living climbed out of the cars at Capas.
The POWs walked the last eight kilometers to
Camp O'Donnell which was an unfinished Filipino
Army Training Base that the Japanese pressed
into use as a POW camp on April 1, 1942.
When the POWs arrived at the camp, the Japanese
confiscated any extra clothing that the POWs had
and refused to return it to them. They
searched the POWs and if a man was found to have
Japanese money on them, they were taken to the
guardhouse. Over the next several days,
gunshots were heard to the southeast of the
camp. These POWs had been executed for
There was only one water
faucet in the camp, and the prisoners stood in
line from two to eight hours waiting for a
drink.
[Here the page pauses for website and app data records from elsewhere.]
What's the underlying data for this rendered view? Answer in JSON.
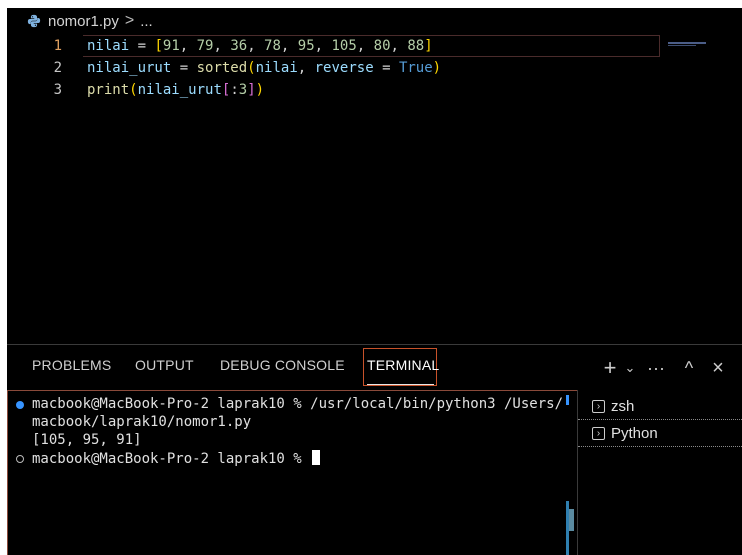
{
  "breadcrumb": {
    "file": "nomor1.py",
    "separator": ">",
    "more": "..."
  },
  "editor": {
    "lines": [
      {
        "number": "1",
        "text": "nilai = [91, 79, 36, 78, 95, 105, 80, 88]"
      },
      {
        "number": "2",
        "text": "nilai_urut = sorted(nilai, reverse = True)"
      },
      {
        "number": "3",
        "text": "print(nilai_urut[:3])"
      }
    ]
  },
  "panel": {
    "tabs": [
      "PROBLEMS",
      "OUTPUT",
      "DEBUG CONSOLE",
      "TERMINAL"
    ],
    "active_tab": "TERMINAL",
    "actions": {
      "add": "+",
      "dropdown": "⌄",
      "more": "···",
      "maximize": "^",
      "close": "×"
    }
  },
  "terminal": {
    "lines": [
      "macbook@MacBook-Pro-2 laprak10 % /usr/local/bin/python3 /Users/",
      "macbook/laprak10/nomor1.py",
      "[105, 95, 91]",
      "macbook@MacBook-Pro-2 laprak10 % "
    ],
    "sessions": [
      "zsh",
      "Python"
    ]
  },
  "colors": {
    "accent": "#3794ff",
    "focus_outline": "#c8522a",
    "background": "#000000"
  }
}
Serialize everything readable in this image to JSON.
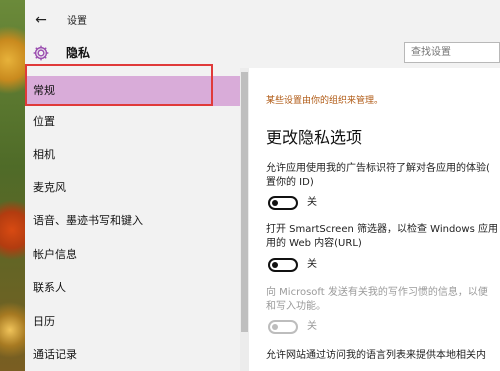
{
  "window": {
    "title": "设置",
    "back_glyph": "←"
  },
  "header": {
    "title": "隐私",
    "search": {
      "placeholder": "查找设置",
      "value": ""
    }
  },
  "sidebar": {
    "items": [
      {
        "label": "常规",
        "selected": true
      },
      {
        "label": "位置"
      },
      {
        "label": "相机"
      },
      {
        "label": "麦克风"
      },
      {
        "label": "语音、墨迹书写和键入"
      },
      {
        "label": "帐户信息"
      },
      {
        "label": "联系人"
      },
      {
        "label": "日历"
      },
      {
        "label": "通话记录"
      }
    ]
  },
  "main": {
    "managed_notice": "某些设置由你的组织来管理。",
    "section_title": "更改隐私选项",
    "settings": [
      {
        "line1": "允许应用使用我的广告标识符了解对各应用的体验(",
        "line2": "置你的 ID)",
        "state": "关",
        "enabled": true
      },
      {
        "line1": "打开 SmartScreen 筛选器，以检查 Windows 应用",
        "line2": "用的 Web 内容(URL)",
        "state": "关",
        "enabled": true
      },
      {
        "line1": "向 Microsoft 发送有关我的写作习惯的信息，以便",
        "line2": "和写入功能。",
        "state": "关",
        "enabled": false
      },
      {
        "line1": "允许网站通过访问我的语言列表来提供本地相关内",
        "line2": "",
        "state": "",
        "enabled": true
      }
    ]
  },
  "colors": {
    "accent_selected": "#d9acd9",
    "highlight_box": "#e03a3a",
    "managed_text": "#b05a14"
  },
  "icons": {
    "back": "back-arrow-icon",
    "settings": "gear-icon"
  }
}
The Japanese guards at the faucet
would turn it off for no reason and the next man
in line would stand as long as four hours
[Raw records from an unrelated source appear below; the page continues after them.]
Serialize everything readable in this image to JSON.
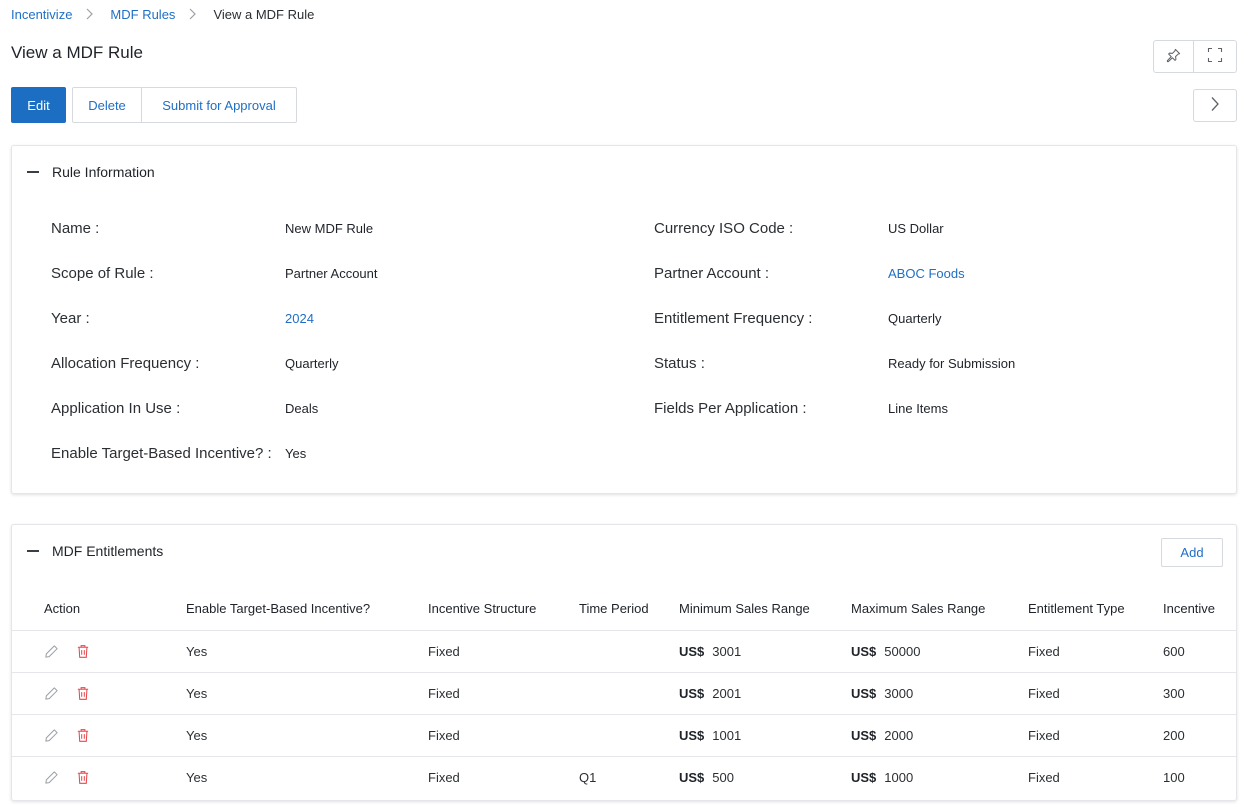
{
  "breadcrumb": {
    "items": [
      "Incentivize",
      "MDF Rules"
    ],
    "current": "View a MDF Rule"
  },
  "page": {
    "title": "View a MDF Rule"
  },
  "actions": {
    "edit": "Edit",
    "delete": "Delete",
    "submit": "Submit for Approval"
  },
  "rule_info": {
    "title": "Rule Information",
    "left": [
      {
        "label": "Name :",
        "value": "New MDF Rule"
      },
      {
        "label": "Scope of Rule :",
        "value": "Partner Account"
      },
      {
        "label": "Year :",
        "value": "2024"
      },
      {
        "label": "Allocation Frequency :",
        "value": "Quarterly"
      },
      {
        "label": "Application In Use :",
        "value": "Deals"
      },
      {
        "label": "Enable Target-Based Incentive? :",
        "value": "Yes"
      }
    ],
    "right": [
      {
        "label": "Currency ISO Code :",
        "value": "US Dollar"
      },
      {
        "label": "Partner Account :",
        "value": "ABOC Foods"
      },
      {
        "label": "Entitlement Frequency :",
        "value": "Quarterly"
      },
      {
        "label": "Status :",
        "value": "Ready for Submission"
      },
      {
        "label": "Fields Per Application :",
        "value": "Line Items"
      }
    ]
  },
  "entitlements": {
    "title": "MDF Entitlements",
    "add_label": "Add",
    "columns": [
      "Action",
      "Enable Target-Based Incentive?",
      "Incentive Structure",
      "Time Period",
      "Minimum Sales Range",
      "Maximum Sales Range",
      "Entitlement Type",
      "Incentive"
    ],
    "currency_symbol": "US$",
    "rows": [
      {
        "target": "Yes",
        "structure": "Fixed",
        "period": "",
        "min": "3001",
        "max": "50000",
        "type": "Fixed",
        "incentive": "600"
      },
      {
        "target": "Yes",
        "structure": "Fixed",
        "period": "",
        "min": "2001",
        "max": "3000",
        "type": "Fixed",
        "incentive": "300"
      },
      {
        "target": "Yes",
        "structure": "Fixed",
        "period": "",
        "min": "1001",
        "max": "2000",
        "type": "Fixed",
        "incentive": "200"
      },
      {
        "target": "Yes",
        "structure": "Fixed",
        "period": "Q1",
        "min": "500",
        "max": "1000",
        "type": "Fixed",
        "incentive": "100"
      }
    ]
  },
  "icons": {
    "pin": "pin-icon",
    "expand": "expand-icon",
    "next": "chevron-right-icon",
    "edit": "pencil-icon",
    "delete": "trash-icon"
  },
  "colors": {
    "primary": "#1b6ec2",
    "link": "#1f6fc5",
    "delete": "#e5484d"
  }
}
waiting for it to be turned on again. This
situation improved when a second faucet was
There was no water for
washing clothes, so the POWs would throw out
their clothing when it had been soiled. In
addition, water for cooking had to be carried
three miles from a river to the camp and mess
kits could not be washed. The slit
trenches in the camp were inadequate and were
soon overflowing since most of the POWs had
dysentery. The result was that flies were
everywhere in the camp including the POW
kitchens and in the food.
The camp hospital had no
soap, water, or disinfectant. When the
ranking American doctor at the camp wrote a
letter to the camp commandant, Capt. Yohio
Tsuneyoshi, asking for medical supplies, he was
told never to write another letter.
The Archbishop of Manila sent
a truckload of medical supplies to the camp, the
Japanese commandant refused to allow the truck
into the camp. When the Japanese Red Cross
sent medical supplies the camp the Japanese took
95% of the supplies for their own use.
The POWs in the camp hospital
lay on the floor elbow to elbow and only one of
the six medic assigned to care for 50 sick POWs
was healthy enough to care for them. When
a representative of the Philippine Red Cross
stated they could supply a 150 bed hospital for
the camp, he was slapped in the face by a
Each morning, the bodies of
the dead were found all over the camp and were
carried to the hospital and placed underneath
it. The bodies lay there for two or three
days before they were buried in the camp
cemetery by other POWs who were suffering from
dysentery and/or malaria. To clean the
ground under the hospital, the ground was
scraped and lime was spread over it. The
bodies of the dead were placed in the area, and
the area they had been laying was scrapped and
lime was spread over it.
Work details were sent out on
a daily basis. Each day, the American
doctors gave a list of names to the Japanese of
the POWs who were healthier enough to
work. If the quota of POWs needed to work
could not be met, the Japanese put those POWs
who were sick, but could walk, to work.
The death rate among the POWs reached 50 men
dying a day. The Japanese finally
acknowledge that they had to do something, so
the opened a new POW camp at Cabanatuan.
On June 1, 1942, the POWs
formed detachments of 100 men each and were
marched to Capas. Eber was not sent to the
new camp but remained behind at Camp O'Donnell
because he was "too ill" to be sent to
According to Ople Jaggers, who was a POW with
Eber, at about 9:00 pm, Eber woke up with a
fever and asked him for some water. Since
Jaggers had to walk about half a mile to get the
water, by the time he got back with the water,
Eber was pretty sick. Jaggers gave Eber a
drink and then tore his own shirt into strips to
use as towels that toweled Eber's head
with. About 1:00 in the morning, seeing
that Eber's condition was not getting any
better, Jaggers woke up a doctor.
The doctor seeing that Eber
was in bad shape moved him to the
hospital. Jaggers stayed with Eber until
the doctor told him to get some sleep. At
9:00 the next morning, the doctor woke Jaggers
and told him that Eber had died. Eber
Boden died on Sunday, November 22, 1942, of
pneumonia. He was 24 years old.
T/5 Eber L. Boden was buried in the camp
cemetery in Section P, Row 8, Grave
3. He was the last POW reported to die at
Camp O'Donnell. After the war, Eber's
parents requested that his remains be returned
to the United States. On October 17, 1948,
Eber was reburied at Oakwood Memorial Cemetery
in Oakwood, Oklahoma.
The photo below is of T/5 Eber L. Boden's grave
in Oakwood Memorial Cemetery.